We believe that all human beings are created in the image of God (Imago Dei). This gives each person infinite value in God’s eyes and equal access to his unmerited love. God calls us to love our neighbors in the same way, as His image-bearers. Insomuch as we have failed to actively love those who differ from us in race, gender, national origin, religion, level of education, or socio-economic status, we have failed to love God. It is also true that at certain times in history such as now God awakens the hearts of His people to wrestle with specific sins or needs for healing.
What is the Micah 6:8 commitment?
It is a promise to intentionally and prayerfully integrate the work of justice (restoring right relationships) and mercy (unmerited forgiveness and active love) into my Christian witness as part of a humble walk in the footsteps of Jesus.
Why make this commitment if I am already a Christian?
The Holy Spirit is constantly at work in us, as followers of Jesus, to show us when we need to make a radical change in our life or repent from a sin we were previously unaware of. These are moments of “conversion” in which we turn to a new way of thinking and living that reflects God’s righteousness (Psalm 23:3). If you feel that you are ready to integrate this new awareness of justice and mercy into your faith witness, then this commitment is for you. To be clear, however, as Micah says, this is not an optional element in our Christian witness but one that the Lord requires of us because the practice of justice and mercy is an integral part of what it means to follow Jesus (Luke 4:18-19). The commitment is a way to state our intention to be obedient in following Jesus.
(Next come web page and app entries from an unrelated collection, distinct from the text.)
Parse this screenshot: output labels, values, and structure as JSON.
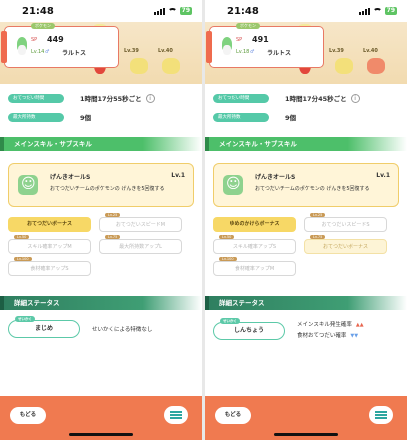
{
  "screens": [
    {
      "status": {
        "time": "21:48",
        "battery": "79"
      },
      "banner": {
        "tag": "ポケモン",
        "sp": "449",
        "sp_label": "SP",
        "level": "Lv.14",
        "gender": "♂",
        "name": "ラルトス",
        "others": [
          {
            "level": "Lv.39"
          },
          {
            "level": "Lv.40"
          }
        ]
      },
      "info": {
        "help_label": "おてつだい時間",
        "help_value": "1時間17分55秒ごと",
        "carry_label": "最大所持数",
        "carry_value": "9個"
      },
      "skills_header": "メインスキル・サブスキル",
      "main_skill": {
        "name": "げんきオールS",
        "level": "Lv.1",
        "desc": "おてつだいチームのポケモンの げんきを5回復する"
      },
      "subskills": [
        {
          "lv": "",
          "label": "おてつだいボーナス",
          "style": "gold"
        },
        {
          "lv": "Lv.25",
          "label": "おてつだいスピードM",
          "style": "off"
        },
        {
          "lv": "Lv.50",
          "label": "スキル確率アップM",
          "style": "off"
        },
        {
          "lv": "Lv.75",
          "label": "最大所持数アップL",
          "style": "off"
        },
        {
          "lv": "Lv.100",
          "label": "食材確率アップS",
          "style": "off"
        }
      ],
      "nature_header": "詳細ステータス",
      "nature": {
        "tag": "せいかく",
        "name": "まじめ",
        "effect": "せいかくによる特徴なし"
      },
      "bottom": {
        "back": "もどる"
      }
    },
    {
      "status": {
        "time": "21:48",
        "battery": "79"
      },
      "banner": {
        "tag": "ポケモン",
        "sp": "491",
        "sp_label": "SP",
        "level": "Lv.18",
        "gender": "♂",
        "name": "ラルトス",
        "others": [
          {
            "level": "Lv.39"
          },
          {
            "level": "Lv.40"
          }
        ]
      },
      "info": {
        "help_label": "おてつだい時間",
        "help_value": "1時間17分45秒ごと",
        "carry_label": "最大所持数",
        "carry_value": "9個"
      },
      "skills_header": "メインスキル・サブスキル",
      "main_skill": {
        "name": "げんきオールS",
        "level": "Lv.1",
        "desc": "おてつだいチームのポケモンの げんきを5回復する"
      },
      "subskills": [
        {
          "lv": "",
          "label": "ゆめのかけらボーナス",
          "style": "gold"
        },
        {
          "lv": "Lv.25",
          "label": "おてつだいスピードS",
          "style": "off"
        },
        {
          "lv": "Lv.50",
          "label": "スキル確率アップS",
          "style": "off"
        },
        {
          "lv": "Lv.75",
          "label": "おてつだいボーナス",
          "style": "cream"
        },
        {
          "lv": "Lv.100",
          "label": "食材確率アップM",
          "style": "off"
        }
      ],
      "nature_header": "詳細ステータス",
      "nature": {
        "tag": "せいかく",
        "name": "しんちょう",
        "effects": [
          {
            "label": "メインスキル発生確率",
            "arrows": "▲▲",
            "dir": "up"
          },
          {
            "label": "食材おてつだい確率",
            "arrows": "▼▼",
            "dir": "down"
          }
        ]
      },
      "bottom": {
        "back": "もどる"
      }
    }
  ]
}
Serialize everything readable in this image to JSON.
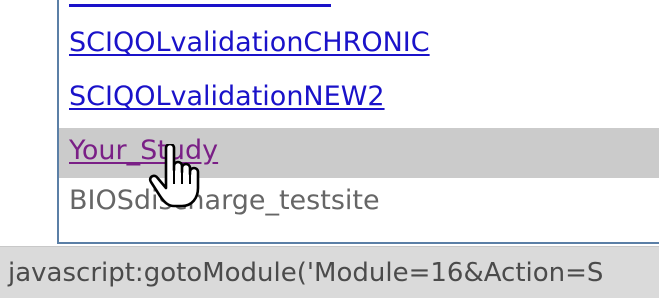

Who is this commitment for?
It is for individuals and for our community. Everyone who wishes to renew their commitment to loving Jesus and their brothers and sisters in the church in this way does so in their own heart. However, we can also take this commitment together, as a church family, to repair wrongs and seek healing for all those who have suffered from the effects of racism.
How can I keep this commitment? What should I do?
We recognize that it takes courage to actively pursue this commitment. Yet, we believe God calls us to be faithful in all of these areas:
(1) In our life of discipleship: study, learn, pray about what God thinks about issues of justice; practice lament for sins committed either individually or collectively.
(2) In our understanding of history: learn about events in this country and in our own neighborhoods that have caused and continue to cause suffering to our Black brothers and sisters
(3) In our community engagement: find out about injustice around us and seek ways to do the work of justice, mercy, and peace in our neighborhoods, both as individuals and with others in our community.
If you feel God calling you to step out in active love but don’t know where to begin, please reach out to other brothers and sisters at St. John’s or to the Racial Justice Fellowship (Jennifer Brown, Shancia Jarrett, Michele Sigg) for support by emailing email@example.com. Also, check out the many resources and suggestions on the STJ blog (reconciliation or lament reflections; resources, RJ action).